    Go Nats!

    • Jared Book

      The issues with Strasburg not pitching has nothing to do with the actual result of the NLDS. I don’t personally agree with how they handled him but I am not blaming the Game 2 and 3 results on the fact Strasburg didn’t pitch.

      But, having a GM that goes against the grain means that some other GMs just won’t be as willing to work with him. It is similar to Billy Beane in Oakland. People thought his theories were showing up other GMs and wanted him to fail. You can see that ownership obviously stuck with him and it worked. I expect Washington to do the same thing with Rizzo. But in the short term, it may affect certain things. GMs have gone from being traditional to being more new-age, so it may only be the “old school” that is giving those anonymous quotes.

      In the long term will it affect the Nats? No. It won’t affect the way they draft and build their team. I was sure to say that Rizzo’s merits are unmistakable and maybe I overstated the decision ownership needs to make. He will probably sign an extension this winter for all I know.

  • Darlene Langley

    I don’t understand the connection between the Rizzo shutdown decision and other GM’s “not liking” Rizzo because of the decision. Other GM’s may disagree with the decision, but I don’t understand why that would mean it makes them angry or that they wouldn’t want to make trades with Rizzo because of it. If they trade a player to the Nats, what do they care what the Nats do with that player afterward?

    • Jared Book


      General managers tend to call their friends when they have a player they want to trade either because they are out of options or to give the player a fresh start.
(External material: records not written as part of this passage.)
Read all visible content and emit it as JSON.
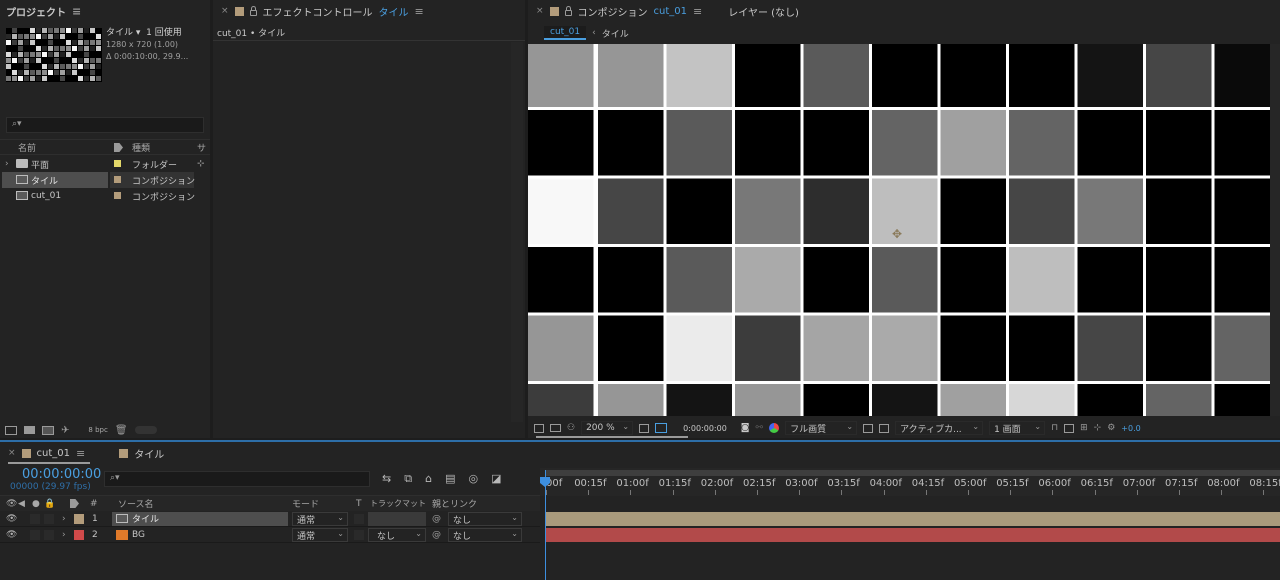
{
  "project": {
    "title": "プロジェクト",
    "item_name": "タイル ▾",
    "usage": "1 回使用",
    "resolution": "1280 x 720 (1.00)",
    "duration": "Δ 0:00:10:00, 29.9...",
    "columns": {
      "name": "名前",
      "type": "種類",
      "size": "サ"
    },
    "items": [
      {
        "name": "平面",
        "type": "フォルダー",
        "color": "#e3d86a",
        "icon": "folder-icon"
      },
      {
        "name": "タイル",
        "type": "コンポジション",
        "color": "#b39c7b",
        "icon": "composition-icon"
      },
      {
        "name": "cut_01",
        "type": "コンポジション",
        "color": "#b39c7b",
        "icon": "composition-icon"
      }
    ],
    "bpc": "8 bpc"
  },
  "effects": {
    "tab_prefix": "エフェクトコントロール",
    "tab_target": "タイル",
    "breadcrumb": "cut_01 • タイル"
  },
  "composition": {
    "tab_prefix": "コンポジション",
    "tab_target": "cut_01",
    "layer_tab": "レイヤー (なし)",
    "crumbs": [
      "cut_01",
      "タイル"
    ],
    "zoom": "200 %",
    "timecode": "0:00:00:00",
    "quality": "フル画質",
    "camera": "アクティブカ...",
    "views": "1 画面",
    "exposure": "+0.0",
    "grid_grays": [
      [
        150,
        150,
        195,
        0,
        90,
        0,
        0,
        0,
        20,
        70,
        10
      ],
      [
        0,
        0,
        90,
        0,
        0,
        100,
        160,
        100,
        0,
        0,
        0
      ],
      [
        248,
        70,
        0,
        120,
        45,
        190,
        0,
        70,
        120,
        0,
        0
      ],
      [
        0,
        0,
        90,
        170,
        0,
        90,
        0,
        190,
        0,
        0,
        0
      ],
      [
        150,
        0,
        235,
        60,
        165,
        170,
        0,
        0,
        70,
        0,
        100
      ],
      [
        60,
        150,
        20,
        150,
        0,
        20,
        160,
        215,
        0,
        100,
        0
      ]
    ]
  },
  "timeline": {
    "tabs": [
      "cut_01",
      "タイル"
    ],
    "timecode": "00:00:00:00",
    "fps": "00000 (29.97 fps)",
    "columns": {
      "source": "ソース名",
      "mode": "モード",
      "t": "T",
      "trackmatte": "トラックマット",
      "parent": "親とリンク"
    },
    "ruler": [
      "00f",
      "00:15f",
      "01:00f",
      "01:15f",
      "02:00f",
      "02:15f",
      "03:00f",
      "03:15f",
      "04:00f",
      "04:15f",
      "05:00f",
      "05:15f",
      "06:00f",
      "06:15f",
      "07:00f",
      "07:15f",
      "08:00f",
      "08:15f"
    ],
    "layers": [
      {
        "num": "1",
        "name": "タイル",
        "label_color": "#b39c7b",
        "mode": "通常",
        "trackmatte": "",
        "parent": "なし",
        "bar_color": "#a99a7c"
      },
      {
        "num": "2",
        "name": "BG",
        "label_color": "#d04a4a",
        "mode": "通常",
        "trackmatte": "なし",
        "parent": "なし",
        "bar_color": "#b24a4a"
      }
    ]
  }
}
I’m not saying that all GMs like each other – they don’t. And perhaps these comments came from people who already didn’t like him and won’t change a thing. (This is actually a quite likely scenario).

      When it comes to giving a team that last call to say “someone has beat your offer” they may not make that call to someone they don’t like. That’s all I was saying.